What’s the catch?
As with many of the government’s coronavirus support measures, there are indeed several catches and caveats to beware. But we say necessarily so in this instance, to ensure that directors are not given ‘carte blanche’ to disregard their director duties entirely.
Firstly, there has been no abolition of the Fraudulent Trading provisions of the Insolvency legislation. A Fraudulent Trading action operates in a similar way to a Wrongful Trading one, but it is necessary for the claimant to prove that directors continued trading with the intent of purposefully deceiving and defrauding its creditors. Clearly this is a much higher burden of proof to discharge since it arises through a positive action rather than mere neglect.
Secondly, there has been no suspension of a liquidator’s ability to bring actions in relation to:

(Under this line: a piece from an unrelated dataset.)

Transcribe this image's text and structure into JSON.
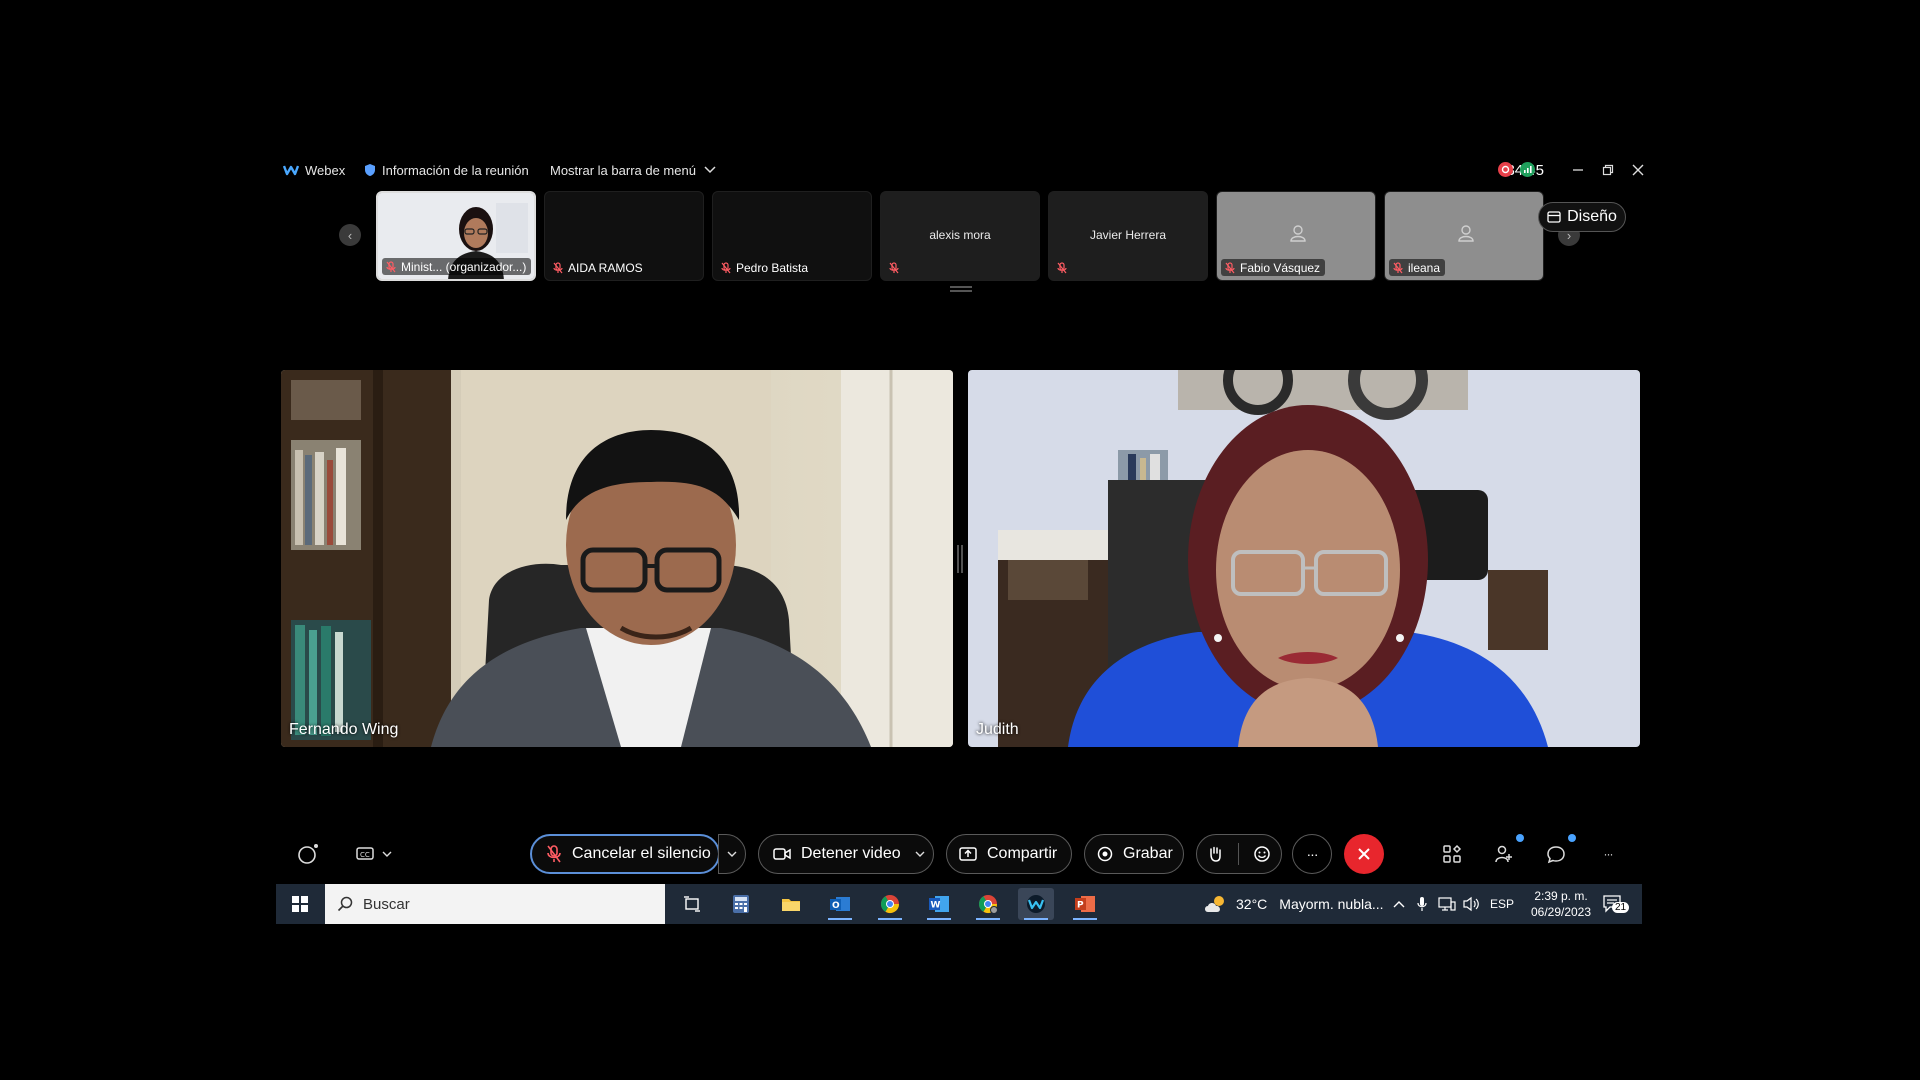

- unfair preferences (where the director of an insolvent company treats one creditor – including themselves better than others);

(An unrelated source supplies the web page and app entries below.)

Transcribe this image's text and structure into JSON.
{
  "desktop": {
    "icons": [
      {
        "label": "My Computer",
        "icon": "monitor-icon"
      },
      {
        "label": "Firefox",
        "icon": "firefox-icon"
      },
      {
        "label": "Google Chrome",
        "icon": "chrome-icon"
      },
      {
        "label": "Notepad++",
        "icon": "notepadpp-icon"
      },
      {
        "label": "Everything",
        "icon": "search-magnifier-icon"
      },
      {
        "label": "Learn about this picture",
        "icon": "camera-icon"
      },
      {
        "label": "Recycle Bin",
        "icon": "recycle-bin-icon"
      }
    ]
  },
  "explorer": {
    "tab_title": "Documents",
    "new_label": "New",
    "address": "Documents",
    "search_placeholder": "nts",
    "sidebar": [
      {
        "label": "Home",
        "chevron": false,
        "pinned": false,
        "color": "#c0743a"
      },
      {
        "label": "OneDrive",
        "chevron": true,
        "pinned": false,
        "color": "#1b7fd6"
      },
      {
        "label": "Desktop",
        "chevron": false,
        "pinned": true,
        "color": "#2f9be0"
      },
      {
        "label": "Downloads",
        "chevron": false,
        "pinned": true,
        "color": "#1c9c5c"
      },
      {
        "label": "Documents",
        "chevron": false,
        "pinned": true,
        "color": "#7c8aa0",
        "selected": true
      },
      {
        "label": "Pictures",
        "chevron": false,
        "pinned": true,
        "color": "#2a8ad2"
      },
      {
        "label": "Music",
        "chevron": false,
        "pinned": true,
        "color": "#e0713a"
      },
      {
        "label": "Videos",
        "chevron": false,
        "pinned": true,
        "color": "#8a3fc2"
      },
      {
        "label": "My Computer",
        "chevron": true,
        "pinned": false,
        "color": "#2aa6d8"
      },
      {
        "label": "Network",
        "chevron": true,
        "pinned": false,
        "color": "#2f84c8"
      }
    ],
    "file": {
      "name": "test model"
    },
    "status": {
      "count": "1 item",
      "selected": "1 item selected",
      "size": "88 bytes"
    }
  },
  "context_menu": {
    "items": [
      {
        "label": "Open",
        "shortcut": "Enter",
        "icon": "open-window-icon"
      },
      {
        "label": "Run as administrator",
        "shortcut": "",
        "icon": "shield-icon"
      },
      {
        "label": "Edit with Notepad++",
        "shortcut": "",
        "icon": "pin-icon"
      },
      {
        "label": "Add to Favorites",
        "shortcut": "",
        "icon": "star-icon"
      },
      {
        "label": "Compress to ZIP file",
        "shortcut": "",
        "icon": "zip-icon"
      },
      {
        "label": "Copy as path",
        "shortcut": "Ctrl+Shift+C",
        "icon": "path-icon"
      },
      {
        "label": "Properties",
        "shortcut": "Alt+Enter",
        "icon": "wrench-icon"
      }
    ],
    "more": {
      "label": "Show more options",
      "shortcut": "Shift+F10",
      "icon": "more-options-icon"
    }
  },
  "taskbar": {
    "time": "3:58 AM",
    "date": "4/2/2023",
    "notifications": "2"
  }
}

- transactions at undervalue (where company assets are transferred for no, or minimal consideration)
- misfeasance (a breach of a director’s duty to the company).
So should any directors be concerned about the solvency of their company, they still need to be mindful of these provisions, including the risk of them ‘preferring themselves’ (for example by repaying monies to themselves or settling debts they have guaranteed over those which they have not).
Another consideration is the other strand to liquidator investigations -- that being the director’s report which is delivered to the Insolvency Service. This report is used to determine whether disqualification proceedings ought to be brought. Currently and despite the pandemic, there is no suspension of the requirement of a report to be submitted. Likewise, no additional guidance has been provided regarding reports of conduct during the Covid-19 outbreak.
Will this insolvency-related aid make all the difference?
The suspension of the wrongful trading provisions will of course be welcome news for directors, as they can focus on continuing to pay staff, suppliers and the like even if they fear their business might fail. But in practice, we believe it is of limited significance given the mechanism of such actions being brought.
Where actions are being considered by a liquidator, they must always have in mind the fact that such claims will ultimately be brought before a judge, who has wide discretion as to the orders which can be made, including dismissing it altogether with a costs-order against the liquidator. As a result, a liquidator would have been unlikely to bring a claim in any event, where they would have considered there to be a risk of a judge throwing it out on the basis that a finding against the directors would be unequitable.
There is also a limited window to the suspension, and the measures are clearly not designed to protect directors of companies which had already incurred liabilities wrongfully prior to it. As such, these insolvency measures should not be considered as a lifeboat to keep afloat companies which were already in difficulty prior to the onset of Covid-19.
Finally pay high regard; beware if furloughing, enlist if unsure
Given the above, and the continuance of the other powers available to challenge the conduct of directors, it is still necessary for ‘Ltd’ contractors to pay a high regard to their duties in these challenging times. Arguably, this is of particular significance where directors have furloughed themselves – which is the centrepiece of another seemingly well-intended policy but also one where the execution and impact both look off, at least at this still potentially early stage of the pandemic. Further unifying the Job Retention Scheme and the suspension of the Wrongful Trading rules -- if in doubt, don’t act; enlist advice as early as possible.